The bribery occurred in two phases. The first involved $200,000 paid to an official in charge of contract bids and $250,000 paid to the minister, Praful Patel. After that, Patel got another $500,000 to seal the deal. Justice Smith was left with reasonable doubt as to whether Barra knew the initial $200,000 was transferred to a “foreign public official” defined by s. 2 of the CFPOA, but found Barra, Berini and Govindia had that knowledge with the other two payments.
At trial, counsel for the appellants sought an order declaring a mistrial, arguing the Crown had miscarried its disclosure obligations in relation to details of Berini’s arrangement with the Crown. Admitting disclosure was late, the Crown said the delay had not prejudiced the appellant’s right to make a full answer and defence, and notwithstanding, mistrial was a disproportionate remedy.
Though he did not grant the mistrial, Justice Smith excluded the evidence, deciding the appellants had not established on a balance of probabilities there was a “reasonable possibility” the late disclosure “affected the outcome or the overall fairness” of the trial, or their “ability to make full answer and defence.”
On appeal, Barra argued the late disclosure had an influence on his decision not to testify on one aspect of the case, his tactics in Govindia’s cross-examination and his approach to Berini’s evidence, the last being “a critical component” of the case against him and Govindia. The Court of Appeal was persuaded of the reasonable possibility that the delayed disclosure affected trial fairness and found Justice Smith erred in by not calling a mistrial.
The Court affirmed the principle that the defence must only establish “reasonable possibility” the late disclosure affected fairness of the trial and its outcome, say Weinstein and Lutes.
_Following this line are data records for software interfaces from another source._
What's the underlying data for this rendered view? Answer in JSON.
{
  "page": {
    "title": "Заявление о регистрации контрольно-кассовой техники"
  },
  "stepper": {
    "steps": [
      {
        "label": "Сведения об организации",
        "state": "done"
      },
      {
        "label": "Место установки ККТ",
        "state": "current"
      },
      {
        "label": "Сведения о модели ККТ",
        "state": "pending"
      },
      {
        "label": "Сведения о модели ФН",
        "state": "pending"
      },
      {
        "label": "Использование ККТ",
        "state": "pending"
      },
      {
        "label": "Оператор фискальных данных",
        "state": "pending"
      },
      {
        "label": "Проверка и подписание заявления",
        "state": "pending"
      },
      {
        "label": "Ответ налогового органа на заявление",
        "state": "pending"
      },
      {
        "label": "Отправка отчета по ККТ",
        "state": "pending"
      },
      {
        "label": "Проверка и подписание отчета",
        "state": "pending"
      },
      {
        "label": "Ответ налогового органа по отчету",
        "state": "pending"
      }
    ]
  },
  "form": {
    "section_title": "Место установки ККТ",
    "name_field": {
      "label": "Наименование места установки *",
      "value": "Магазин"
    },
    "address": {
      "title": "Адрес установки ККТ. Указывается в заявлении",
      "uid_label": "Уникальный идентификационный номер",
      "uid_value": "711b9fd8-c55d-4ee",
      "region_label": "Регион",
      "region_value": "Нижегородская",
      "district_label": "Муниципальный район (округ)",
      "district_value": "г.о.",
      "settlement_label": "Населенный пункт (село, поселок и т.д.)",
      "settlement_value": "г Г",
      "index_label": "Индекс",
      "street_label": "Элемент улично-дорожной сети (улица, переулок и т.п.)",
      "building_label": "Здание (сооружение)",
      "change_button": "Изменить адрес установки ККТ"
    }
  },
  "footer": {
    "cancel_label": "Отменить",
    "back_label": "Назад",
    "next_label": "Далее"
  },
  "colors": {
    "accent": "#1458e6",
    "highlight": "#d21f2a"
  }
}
While the Crown said it would have no effect on the outcome of the appeal, it argued the case warranted clarification of the CFPO’s mens rea requirement.
Justice Smith’s finding the Crown had failed to prove Barra knew the $200,000 bribe was made to a foreign public official, falling short of the “necessary mens rea for an offence under s. 3 of the CFPOA,” relied on the 1921 Supreme Court of Canada decision in R. v. Smith, that the crime was a “specific intent offence.”
In R. v. Smith, the SCC found that “knowledge by the accused of the official character of the person to whom the bribe is offered is an essential element of bribery.” Justice Smith did not find Barra knew Air India was functioning on behalf of the state of India. The Court of Appeal found, to have the necessary mens rea, Barra “must know not only that the person was employed by the corporation, but that the corporation was established to perform a duty or function on behalf of a foreign state, or is performing such a duty or function.” Justice Smith did not err in this respect, the Court said.
“The ruling will certainly impact future prosecutions under this Act as there is now clarity on the mens rea requirement,” say Weinstein and Lutes.